MATERIAL PROVIDED section start

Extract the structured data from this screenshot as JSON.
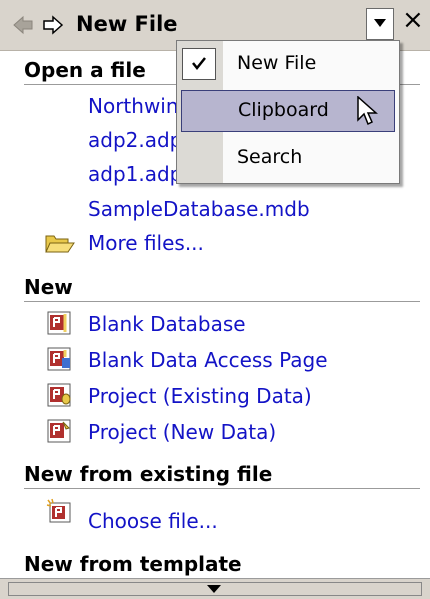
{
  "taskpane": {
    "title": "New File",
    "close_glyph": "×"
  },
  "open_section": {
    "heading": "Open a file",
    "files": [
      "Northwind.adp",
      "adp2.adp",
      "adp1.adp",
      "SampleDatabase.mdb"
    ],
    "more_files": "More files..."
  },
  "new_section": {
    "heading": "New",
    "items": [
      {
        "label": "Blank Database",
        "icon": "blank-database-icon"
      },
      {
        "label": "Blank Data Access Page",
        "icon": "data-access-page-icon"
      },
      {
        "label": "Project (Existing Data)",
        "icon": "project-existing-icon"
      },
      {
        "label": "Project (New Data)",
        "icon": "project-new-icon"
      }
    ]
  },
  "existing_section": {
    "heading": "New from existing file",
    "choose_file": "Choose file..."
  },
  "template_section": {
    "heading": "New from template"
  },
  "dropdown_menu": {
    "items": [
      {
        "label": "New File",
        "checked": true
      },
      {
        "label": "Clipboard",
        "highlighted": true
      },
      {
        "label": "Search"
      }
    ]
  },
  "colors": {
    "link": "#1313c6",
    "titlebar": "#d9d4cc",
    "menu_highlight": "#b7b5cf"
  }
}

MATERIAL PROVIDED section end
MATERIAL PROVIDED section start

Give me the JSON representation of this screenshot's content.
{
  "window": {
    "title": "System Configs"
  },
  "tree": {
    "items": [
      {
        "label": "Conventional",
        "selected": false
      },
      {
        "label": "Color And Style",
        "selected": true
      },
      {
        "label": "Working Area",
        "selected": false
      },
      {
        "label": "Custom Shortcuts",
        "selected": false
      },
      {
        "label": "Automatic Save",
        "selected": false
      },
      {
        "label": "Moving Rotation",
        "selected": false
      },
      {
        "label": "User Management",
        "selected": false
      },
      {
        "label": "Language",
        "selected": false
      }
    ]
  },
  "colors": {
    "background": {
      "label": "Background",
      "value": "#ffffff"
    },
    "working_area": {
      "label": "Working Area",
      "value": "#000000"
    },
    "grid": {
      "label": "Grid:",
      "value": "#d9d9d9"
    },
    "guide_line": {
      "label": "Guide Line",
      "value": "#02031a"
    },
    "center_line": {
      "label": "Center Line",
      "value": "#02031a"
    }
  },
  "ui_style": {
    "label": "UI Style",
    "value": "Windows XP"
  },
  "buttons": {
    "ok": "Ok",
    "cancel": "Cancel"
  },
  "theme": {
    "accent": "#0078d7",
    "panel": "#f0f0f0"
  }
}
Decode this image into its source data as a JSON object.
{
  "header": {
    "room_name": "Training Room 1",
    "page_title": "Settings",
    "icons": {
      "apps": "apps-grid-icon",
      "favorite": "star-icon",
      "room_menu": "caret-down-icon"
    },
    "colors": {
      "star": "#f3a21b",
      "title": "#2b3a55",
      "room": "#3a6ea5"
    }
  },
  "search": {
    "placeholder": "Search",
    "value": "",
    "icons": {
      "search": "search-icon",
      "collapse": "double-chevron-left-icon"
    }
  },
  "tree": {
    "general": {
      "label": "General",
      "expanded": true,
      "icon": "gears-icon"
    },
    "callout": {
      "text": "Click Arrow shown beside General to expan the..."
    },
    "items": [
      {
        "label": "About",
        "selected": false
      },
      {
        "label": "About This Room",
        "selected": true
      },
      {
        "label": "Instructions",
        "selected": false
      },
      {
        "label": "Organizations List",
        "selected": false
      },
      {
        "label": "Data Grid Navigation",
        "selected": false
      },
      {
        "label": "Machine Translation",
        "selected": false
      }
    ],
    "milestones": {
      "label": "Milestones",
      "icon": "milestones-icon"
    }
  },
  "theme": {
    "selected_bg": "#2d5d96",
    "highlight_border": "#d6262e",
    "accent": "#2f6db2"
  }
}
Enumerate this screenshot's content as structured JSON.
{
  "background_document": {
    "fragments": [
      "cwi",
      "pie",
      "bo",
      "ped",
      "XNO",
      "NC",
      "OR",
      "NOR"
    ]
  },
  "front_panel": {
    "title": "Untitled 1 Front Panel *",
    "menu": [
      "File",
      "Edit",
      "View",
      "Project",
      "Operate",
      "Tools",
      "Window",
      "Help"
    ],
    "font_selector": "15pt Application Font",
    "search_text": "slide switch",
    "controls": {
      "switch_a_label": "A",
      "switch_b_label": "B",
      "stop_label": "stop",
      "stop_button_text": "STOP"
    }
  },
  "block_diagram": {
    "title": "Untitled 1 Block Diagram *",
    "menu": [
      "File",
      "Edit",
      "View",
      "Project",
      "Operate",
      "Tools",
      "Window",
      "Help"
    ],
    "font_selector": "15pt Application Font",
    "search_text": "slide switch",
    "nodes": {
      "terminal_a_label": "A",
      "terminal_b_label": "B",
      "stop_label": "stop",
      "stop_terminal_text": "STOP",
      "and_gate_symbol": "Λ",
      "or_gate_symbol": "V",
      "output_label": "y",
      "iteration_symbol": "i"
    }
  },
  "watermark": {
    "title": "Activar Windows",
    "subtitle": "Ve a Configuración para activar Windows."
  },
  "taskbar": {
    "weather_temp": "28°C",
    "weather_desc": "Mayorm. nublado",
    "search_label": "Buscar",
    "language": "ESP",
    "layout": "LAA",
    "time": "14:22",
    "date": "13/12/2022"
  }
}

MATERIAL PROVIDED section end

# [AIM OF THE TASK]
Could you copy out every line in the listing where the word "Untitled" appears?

# [OUTPUT OF THE TASK]
    "title": "Untitled 1 Front Panel *",
    "title": "Untitled 1 Block Diagram *",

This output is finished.